It’s been impossible to know where to start today. Last night hundreds of angry protestors picketed a £200-a-seat banquet in Glasgow at which Scottish Labour “showcase[d] the party in front of donors and business figures” in a desperate bid to raise cash for the branch office (which survives on handouts from the UK party), and at which deputy leader Anas Sarwar, less than 48 hours after vowing he’d remain in his position, announced that he’d step down after all.
Despite being the deputy, Sarwar wasn’t stepping down to contest the leadership, but rather to smooth the path of Jim Murphy. Murphy is London’s preferred candidate, but even Labour aren’t dim enough to want to run Holyrood with London-based MPs in BOTH of the leadership roles, so Sarwar pulled a swift U-turn to offer a potential “dream ticket” of Murphy and Kezia Dugdale, a Lothians list MSP who this week told the Edinburgh Evening News that she intends to leave politics within 10 years.
(Then again, in 2011 Jim Murphy told Labour List he wouldn’t consider running for Scottish leader for “maybe 20 years” and he’s only waited three, so who knows?)
But there’s so much more going on.
Our favourite pundit, Scotsman clickbait troll John McTernan, 23 October 2014:
“Routed in their homelands. A leader so beleaguered he has had to resign. No credible domestic policy agenda. In danger of irrelevance in Scotland at the next General Election. These are disastrous times for Scotland’s party.
The first full-size Scottish opinion poll on 2015 Westminster voting intentions after this disastrous routing’s probably going to be a sore one for the Nats, then.
Here’s a picture of Jim Murphy campaigning for a No vote a few weeks ago.
Except it isn’t, is it?
Jim Murphy has finally announced that he’ll stand for the leadership of the Scottish branch office of the UK Labour Party. Tonight he told the Daily Record that:
“I am not going to shout at or about the SNP, I am going to talk to and listen to Scotland.”
For any of you who might have forgotten, here’s some recent footage of how Jim listens to Scotland and avoids shouting about the SNP:
Scottish Labour now has a leadership contest, with the (relatively) left-wing MSP Neil Findlay throwing his hat into the ring with that of colleague Sarah Boyack (assuming both can secure the necessary 10 nominations from M/S/EPs).
We thought we’d help him tidy up his press statement on the matter, as he appears to have accidentally left a few words out.

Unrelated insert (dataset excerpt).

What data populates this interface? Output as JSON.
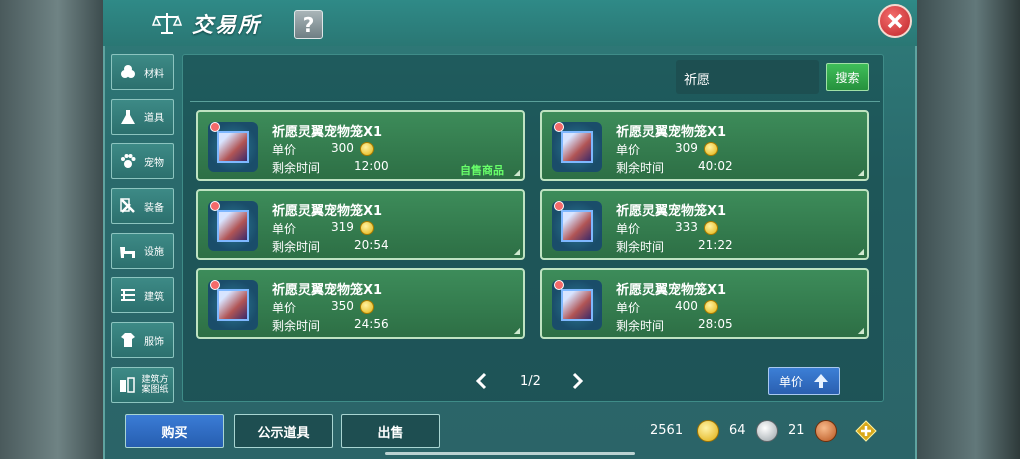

This is how it begins. This morning’s media reports a call from First Minister-elect Nicola Sturgeon that any future referendum on the UK’s membership of the EU should be subject to a veto from all four constituent nations – that is, if the UK as a whole votes to leave but either England, Scotland, Northern Ireland or Wales vote to stay in, the result is null and void.
It’s an extremely clever move. While none of the main three Westminster parties actually WANT to leave the EU and would love to go along with such a plan, public opinion in England will not allow any of them to back it. There would be a massive outcry, and quite legitimately so – Scotland, people would reasonably say, just voted that it wanted to remain part of the UK, and therefore must accept UK decisions.
And with that, the die is cast and the door opens.
It seems the Daily Record has taken something of a sulk at our post of earlier today. This evening the paper’s editor Murray Foote issued this statement on its Facebook page in response to one of a number of readers who’d posted links to the story:
It’s a telling reaction.
(Real) email correspondence forwarded by an alert reader:
From: HARTY, Sam
Sent: 21 October 2014 16:58
To: MILIBAND, Ed
Subject: Official Copy of Vow
Mr Clarke has a constituent who would like a formal copy of the Vow that was made prior to the Scottish Referendum.
Is it possible for your office to provide Tom with a copy for his constituent?
Thanking you in anticipation of your co-operation.
On behalf of
TOM CLARKE MP
So, a full day has passed and not a single comrade has put themselves forward for the job of pseudo-leading the snarling pit of angry dogs that is Scottish Labour. Perhaps we’ve underestimated them. Perhaps they’re not quite as dim as they look.
Owen Jones in the Guardian today:
“If Scottish Labour does indeed die, historians will ponder just how the party of Keir Hardie allowed itself to be outflanked on the left by a Scottish National Party committed to George Osborne-style cuts to corporation tax.”
You know where we’re going with this one, right?